Farpoint doesn’t quite get to the wildly immersive experience of that zombies game, but as I said, there is a physicality to it. My wife found it amusing to watch me play, for example, because I would be constantly adjusting my head to “look” down the sight of my gun. To her it looked like I was just tilting my head close to a bit of plastic. In game I was genuinely looking down a laser sight to achieve a precise aim on a target.
And, while the game’s narrative doesn’t fully capitalise on the strength of the setup, it’s still an enjoyable survival tale. It’s a brief experience at around six hours from start to finish, but I feel that were it any longer Farpoint would start to feel padded out, and that would have been a critical flaw for a game where people’s ability to play for long periods of time is probably limited by the technology.

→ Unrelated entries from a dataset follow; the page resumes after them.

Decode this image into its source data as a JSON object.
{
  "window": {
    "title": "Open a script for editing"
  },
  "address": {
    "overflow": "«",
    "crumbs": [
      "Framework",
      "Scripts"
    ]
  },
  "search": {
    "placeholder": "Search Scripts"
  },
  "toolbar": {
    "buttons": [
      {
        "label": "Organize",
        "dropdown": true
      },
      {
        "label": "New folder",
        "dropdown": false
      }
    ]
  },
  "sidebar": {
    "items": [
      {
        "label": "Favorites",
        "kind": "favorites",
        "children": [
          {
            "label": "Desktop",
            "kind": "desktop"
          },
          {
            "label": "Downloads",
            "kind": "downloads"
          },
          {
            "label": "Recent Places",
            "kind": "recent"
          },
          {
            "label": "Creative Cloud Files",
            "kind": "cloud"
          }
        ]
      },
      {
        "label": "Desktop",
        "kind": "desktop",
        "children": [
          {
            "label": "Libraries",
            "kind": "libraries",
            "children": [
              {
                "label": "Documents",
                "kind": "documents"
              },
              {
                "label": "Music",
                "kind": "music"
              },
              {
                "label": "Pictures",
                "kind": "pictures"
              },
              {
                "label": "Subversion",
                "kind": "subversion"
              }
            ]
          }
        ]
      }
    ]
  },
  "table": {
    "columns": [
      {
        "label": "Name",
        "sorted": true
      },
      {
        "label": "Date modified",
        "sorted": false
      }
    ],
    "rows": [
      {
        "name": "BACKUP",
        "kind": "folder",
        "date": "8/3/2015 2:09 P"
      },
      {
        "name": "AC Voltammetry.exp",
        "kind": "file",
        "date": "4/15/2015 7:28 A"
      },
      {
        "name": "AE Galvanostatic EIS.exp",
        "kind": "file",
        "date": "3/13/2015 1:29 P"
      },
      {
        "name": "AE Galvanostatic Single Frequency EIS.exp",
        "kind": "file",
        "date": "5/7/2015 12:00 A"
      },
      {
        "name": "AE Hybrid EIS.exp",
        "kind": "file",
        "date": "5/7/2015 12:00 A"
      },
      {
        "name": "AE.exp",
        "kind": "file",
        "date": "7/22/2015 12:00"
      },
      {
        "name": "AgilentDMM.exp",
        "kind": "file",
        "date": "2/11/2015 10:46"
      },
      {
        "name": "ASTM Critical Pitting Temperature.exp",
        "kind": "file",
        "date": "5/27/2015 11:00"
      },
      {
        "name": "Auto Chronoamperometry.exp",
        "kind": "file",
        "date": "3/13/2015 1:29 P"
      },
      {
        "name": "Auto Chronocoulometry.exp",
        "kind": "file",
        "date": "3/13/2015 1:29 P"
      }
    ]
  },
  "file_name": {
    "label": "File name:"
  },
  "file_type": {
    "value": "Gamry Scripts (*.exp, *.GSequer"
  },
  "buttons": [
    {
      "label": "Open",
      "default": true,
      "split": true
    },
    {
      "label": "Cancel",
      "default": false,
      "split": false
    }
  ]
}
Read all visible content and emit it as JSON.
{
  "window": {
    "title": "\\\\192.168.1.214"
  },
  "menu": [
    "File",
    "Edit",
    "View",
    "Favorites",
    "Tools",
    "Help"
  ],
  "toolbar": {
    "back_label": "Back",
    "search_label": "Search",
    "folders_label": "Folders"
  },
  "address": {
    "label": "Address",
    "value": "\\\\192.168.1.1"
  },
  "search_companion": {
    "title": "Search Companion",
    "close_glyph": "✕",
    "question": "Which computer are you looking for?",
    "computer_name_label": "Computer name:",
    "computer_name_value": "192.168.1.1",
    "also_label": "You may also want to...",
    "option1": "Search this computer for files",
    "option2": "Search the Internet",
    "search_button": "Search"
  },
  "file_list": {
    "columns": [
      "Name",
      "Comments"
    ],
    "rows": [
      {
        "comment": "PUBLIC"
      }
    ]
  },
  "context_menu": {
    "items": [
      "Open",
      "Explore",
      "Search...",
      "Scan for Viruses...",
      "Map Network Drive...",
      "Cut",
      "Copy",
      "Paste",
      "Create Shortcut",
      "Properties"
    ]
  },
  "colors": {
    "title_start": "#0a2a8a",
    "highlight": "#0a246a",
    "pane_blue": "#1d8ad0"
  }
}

To make it clear; Farpoint never made me feel queasy or gave me motion sickness, and I suspect the game is as good as it’s going to get in terms of people being able to handle the movement, head tracking, and speed. But even still, the intensity of the immersion meant that I preferred playing this one in short bursts, so by the time it finished I felt that I had got my money’s worth. For people who absolutely must have “unlimited” gameplay in their purchases there is a co-op mode separate to the story, and it’s quite challenging, too. You’ll ‘get your money’s worth’ there.
Farpoint is clever about the concessions that it needs to make in order to work in VR. Because you can’t comfortably turn a full 360 degrees, the game keeps the action focused firmly forward, and deviations to the left and right happen in 45 degree angles at the most extreme of times. It actually ends up feeling more like a lightgun game despite the control you have over movement, in the vein of Mortal Blitz, rather than a “proper” FPS, and this level design would have been unrelentingly dull were it not for the immersion on VR. But, much like in Mortal Blitz, once you get going in Farpoint you’re simply not going to care about how you’re moving from place to place. In other ways the game feels like a proper FPS, complete with the ability to collect different weapons and swap between them at will; and again the physicality of that light gun comes into play here because you change weapons by physically lifting the gun up. It’s immersive as hell, as simple as that sounds.
If you’re going to play Farpoint, then be absolutely sure that you get the lightgun. It adds everything to the experience, making the game one of the most immersive and fundamentally enjoyable shooters that I’ve ever played. I know that a lot of people are still holding out on VR because they’re looking for AAA experiences that do the same thing as the non-VR blockbusters do, and anything that does do that is by default a “tech demo,” but Farpoint is a good place to start. It’s not a blockbuster in the traditional sense, but it is an exceptional game with depth and purpose, and could only ever work in VR.
– Matt S.
Find me on Twitter: @digitallydownld
|Please Support Me On Patreon!